**Instructions for the task**
Only lines holding the string "author" are wanted; copy each one from the material.

**Excerpted records**
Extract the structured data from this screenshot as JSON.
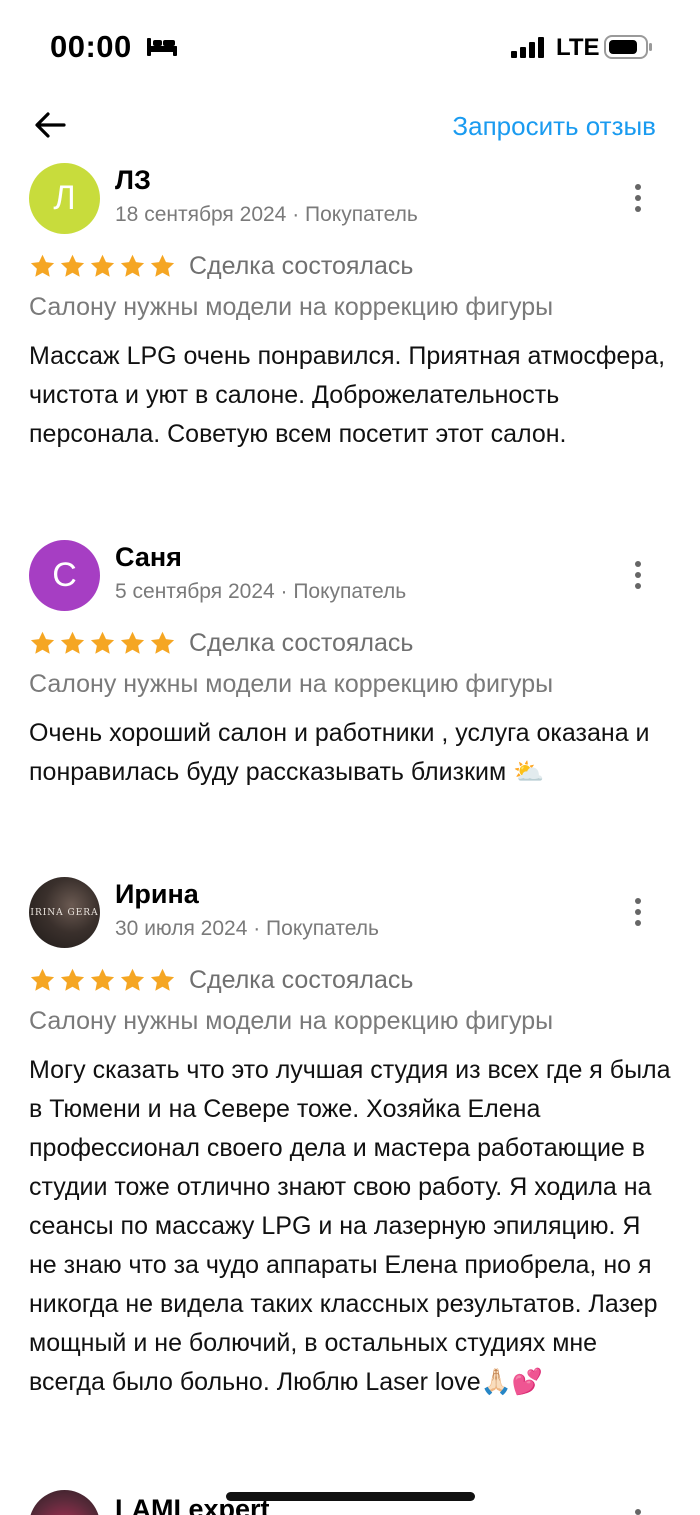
{
  "status_bar": {
    "time": "00:00",
    "network": "LTE"
  },
  "nav": {
    "back_icon": "arrow-left-icon",
    "action_label": "Запросить отзыв",
    "action_color": "#1a9bf0"
  },
  "reviews": [
    {
      "avatar_letter": "Л",
      "avatar_color": "#c8dc3c",
      "author": "ЛЗ",
      "meta": "18 сентября 2024 · Покупатель",
      "rating": 5,
      "deal_status": "Сделка состоялась",
      "service": "Салону нужны модели на коррекцию фигуры",
      "text": "Массаж LPG очень понравился. Приятная атмосфера, чистота и уют в салоне. Доброжелательность персонала. Советую всем посетит этот салон."
    },
    {
      "avatar_letter": "С",
      "avatar_color": "#a63ec3",
      "author": "Саня",
      "meta": "5 сентября 2024 · Покупатель",
      "rating": 5,
      "deal_status": "Сделка состоялась",
      "service": "Салону нужны модели на коррекцию фигуры",
      "text": "Очень хороший салон и работники , услуга оказана и понравилась буду рассказывать близким ⛅"
    },
    {
      "avatar_brand": "IRINA GERA",
      "author": "Ирина",
      "meta": "30 июля 2024 · Покупатель",
      "rating": 5,
      "deal_status": "Сделка состоялась",
      "service": "Салону нужны модели на коррекцию фигуры",
      "text": "Могу сказать что это лучшая студия из всех где я была в Тюмени и на Севере тоже. Хозяйка Елена профессионал своего дела и мастера работающие в студии тоже отлично знают свою работу. Я ходила на сеансы по массажу LPG и на лазерную эпиляцию. Я не знаю что за чудо аппараты Елена приобрела, но я никогда не видела таких классных результатов. Лазер мощный и не болючий, в остальных студиях мне всегда было больно. Люблю Laser love🙏🏻💕"
    },
    {
      "author": "LAMI expert"
    }
  ],
  "colors": {
    "star": "#f5a623",
    "muted_text": "#7a7a7a",
    "accent": "#1a9bf0"
  }
}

**Task output**
      "author": "ЛЗ",
      "author": "Саня",
      "author": "Ирина",
      "author": "LAMI expert"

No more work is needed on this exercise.